Haywood swears in first new county attorney since Nixon administration
Not for nearly half a century has anyone been able to say, “Haywood County has a new county attorney,” but now that an era has ended, everyone will have to get used to hearing it.
“I want to take one second to say how much I appreciated the service of Chip Killian,” said Frank Queen upon taking the oath to succeed him. “Chip has served with distinction, with energy, with competency — everything that a client could hope to have from an attorney.”
The Waynesville native Queen is a graduate of the University of North Carolina at Chapel Hill’s law school who has practiced in Waynesville since 1977.
He served for two years as Waynesville’s town attorney, providing advice to elected officials and town staff. Queen also served as outside counsel for Old Town Bank, working on “troubled loans,” loan collections and foreclosures, but for more than a decade he’s been outside counsel for the local member-owned utility cooperative Haywood Electric Membership Corporation.
One of his more recent responsibilities is that of outside counsel to the Eastern Band of Cherokee Indians’ Office of Internal Audit and Ethics. Accordingly, Queen helped draft and revise the new tribal government ethics code.
His private practice focuses mainly on the corporate world, especially EEOC and Federal Wage and Hour complaints, and he’s also served as president of the local bar and director of Legal Services of North Carolina, which provides indigent legal assistance in civil matters. The Martindale-Hubble attorney peer review directory has Queen listed under its highest rating.
Queen’s contract proposal, approved unanimously by commissioners Jan. 7, favored a two-pronged approach similar to others in the field.
Attendance and advice at all meetings — including weekly and bi-weekly staff meetings outside regular and special-called meetings — as well as document prep and review, coordination with sheriff’s and DSS’ counsel and other duties will cost the county $80,000 a year, payable monthly, in advance.
Special projects that are assigned by elected officials or town administration will be budgeted based on complexity, duration and scope.
Killian’s original five-year agreement, dated Oct. 5, 2015, began at $100,000 but increased to $125,000 plus health insurance and payments into the retirement system.
That agreement was amended by commissioners on July 16 of this year, and directed Killian to reduce his hours by 20 percent, in line with a 20 percent reduction in salary back to $100,000. It also shortened the term of the contract to Dec. 31, 2018. In the amended contract, it also states Killian’s desire to remain through the original Oct. 5, 2020 date.
Killian said Jan. 8 he was proud of some of his more recent accomplishments.
“The homeless shelter [Pathways] in Hazelwood was a major accomplishment,” he said. “And the animal shelter is also major asset for the county.”
He added he’s in a state of semi-retirement, saying he probably wouldn’t practice much law, but was “open to invitations for whatever,” likely short-term projects.
“My wife assures me I’ll be bored in short order,” he said. “To tell you the truth I’m taking it one day at a time.”
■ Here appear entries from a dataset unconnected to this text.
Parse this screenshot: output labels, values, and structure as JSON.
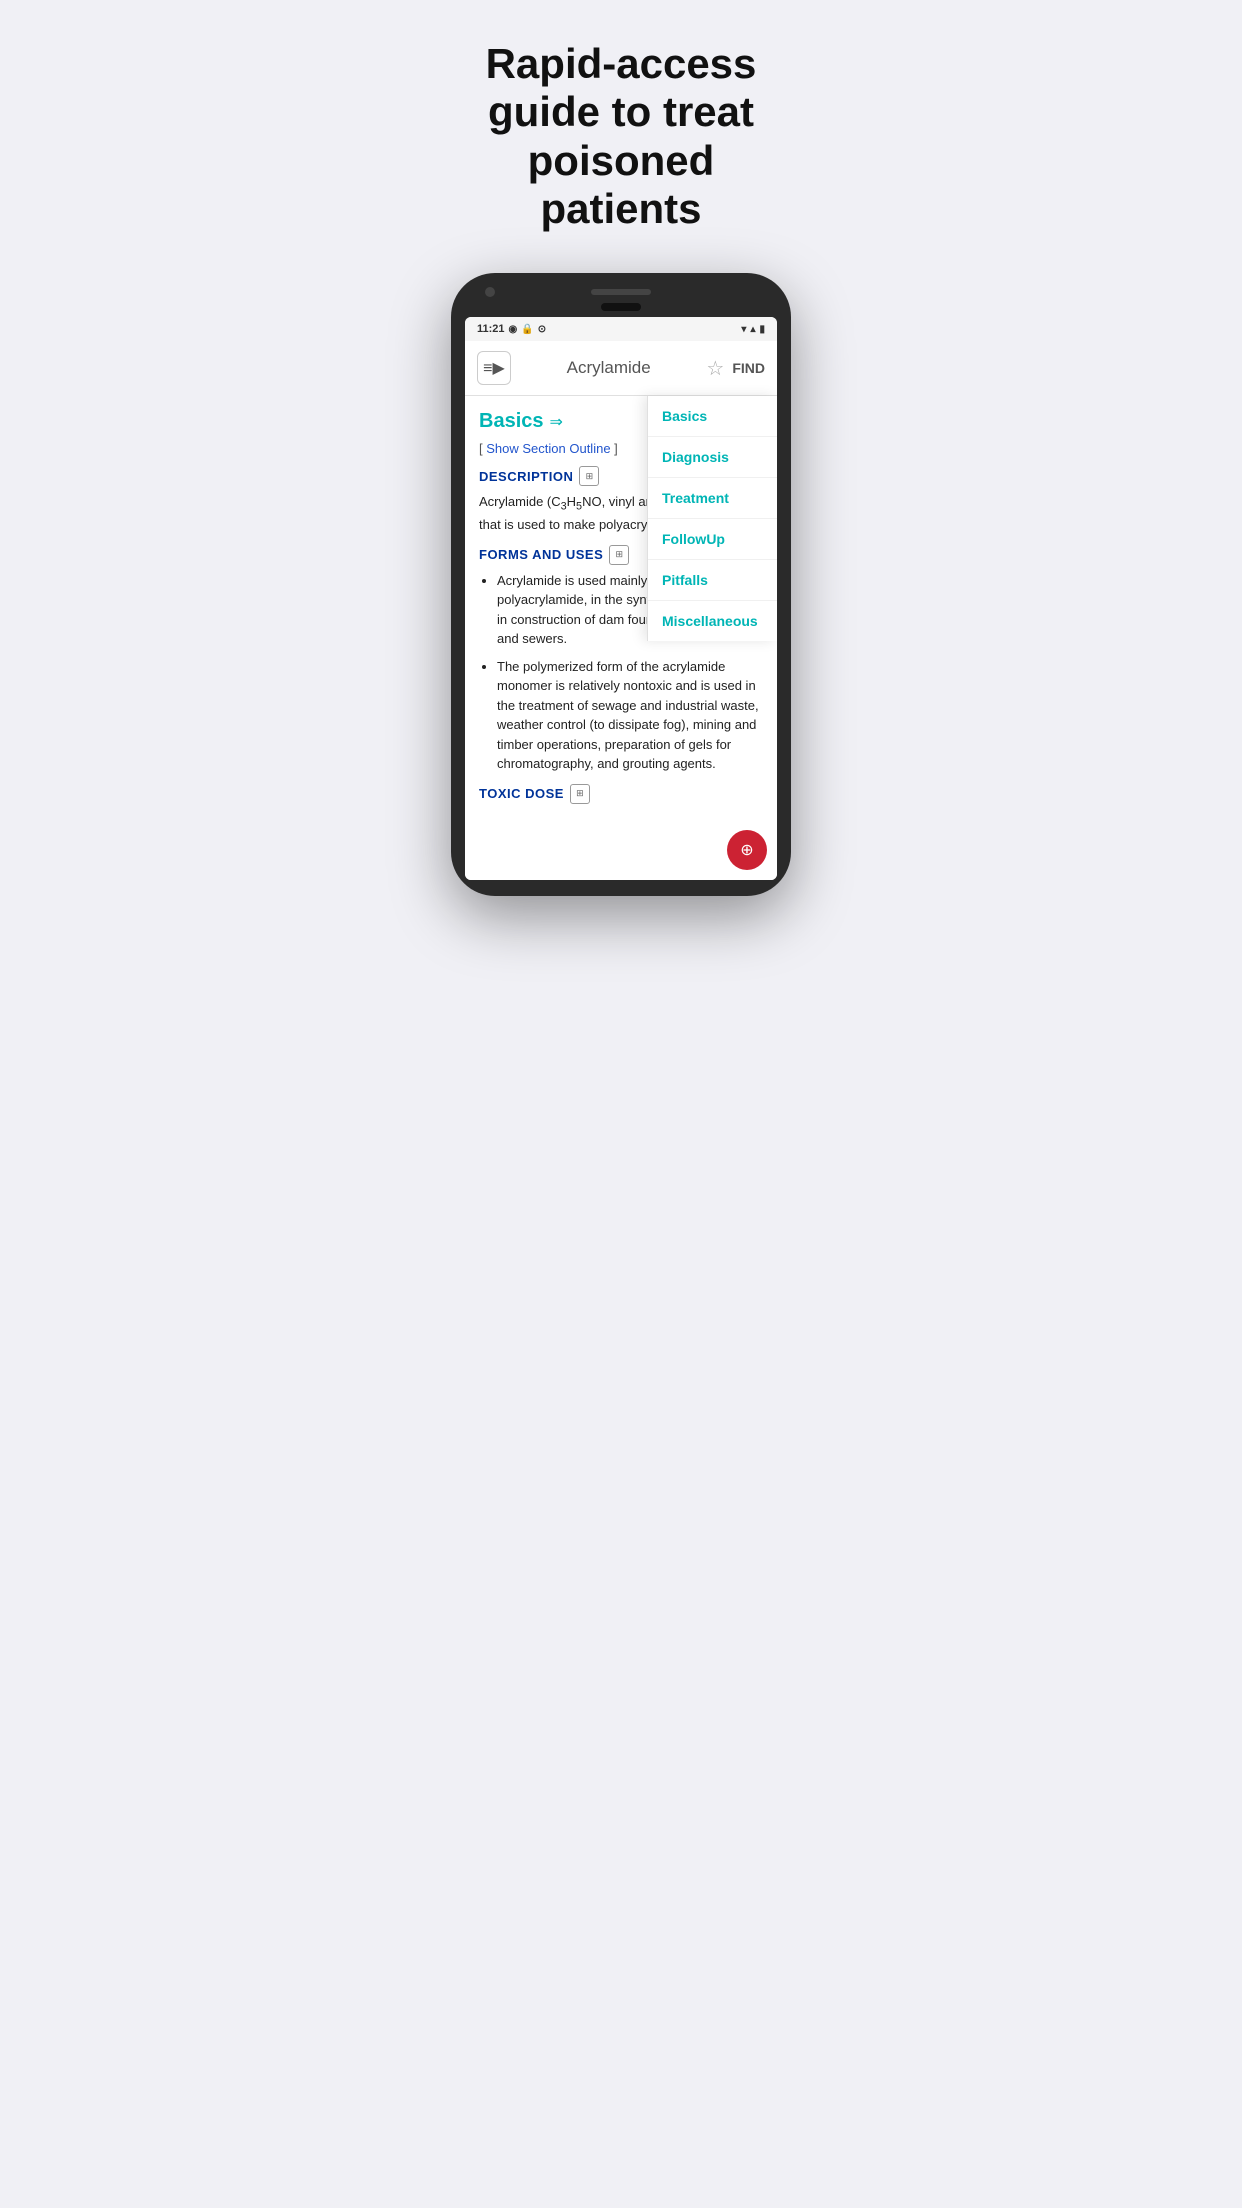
{
  "hero": {
    "title": "Rapid-access guide to treat poisoned patients"
  },
  "phone": {
    "status_bar": {
      "time": "11:21",
      "wifi_icon": "▼",
      "signal_icon": "▲",
      "battery_icon": "▮"
    },
    "nav": {
      "logo_icon": "≡▶",
      "title": "Acrylamide",
      "star_icon": "☆",
      "find_label": "FIND"
    },
    "sidebar": {
      "items": [
        {
          "label": "Basics"
        },
        {
          "label": "Diagnosis"
        },
        {
          "label": "Treatment"
        },
        {
          "label": "FollowUp"
        },
        {
          "label": "Pitfalls"
        },
        {
          "label": "Miscellaneous"
        }
      ]
    },
    "content": {
      "section_label": "Basics",
      "show_outline_prefix": "[",
      "show_outline_link": "Show Section Outline",
      "show_outline_suffix": "]",
      "description_header": "DESCRIPTION",
      "description_text": "Acrylamide (C₃H₅NO, vinyl amide vinyl monomer that is used to make polyacrylamide.",
      "forms_header": "FORMS AND USES",
      "bullet1": "Acrylamide is used mainly in the production of polyacrylamide, in the synthesis of dyes, and in construction of dam foundations, tunnels, and sewers.",
      "bullet2": "The polymerized form of the acrylamide monomer is relatively nontoxic and is used in the treatment of sewage and industrial waste, weather control (to dissipate fog), mining and timber operations, preparation of gels for chromatography, and grouting agents.",
      "toxic_dose_header": "TOXIC DOSE",
      "fab_icon": "⊕"
    }
  }
}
Killian wasn’t at the meeting Jan. 7, but Queen and commissioners lauded the service of a man who has probably had more of an impact on the current state of Haywood County than almost anyone alive today.
“Chip actually was the first attorney that hired me, for my first job 24 years ago,” said Kirk Kirkpatrick, longtime commissioner and Waynesville attorney. “He brought me into a firm when a couple of the others weren’t so sure about doing that.”
Kirkpatrick eventually became law partners with Killian, but had to dissolve that partnership once he was elected commissioner, as Killian had been and would continue to be the county attorney for some time.
“I certainly appreciate the mentor that he has been to me all those years,” Kirkpatrick said.
“I started practicing land surveying in 1985,” said Chairman Kevin Ensley. “Chip was the county attorney then, and he was also a real estate attorney. Being a land surveyor, I deal with a lot of real estate. Chip was always a pleasure to work with and he definitely served the county with honor and integrity all those years.”
Killian had already been county attorney for five years when Queen, the new county attorney, returned to Waynesville with his newly-minted law degree.
“I got to know him personally, and I got to know him as a professional,” said Queen. “I’ve admired him more than any other lawyer that I have ever practiced with or ever known in this state, and I appreciate the opportunity to step into his shoes [for] 46 years and 364 more days so I can equal his term of service.”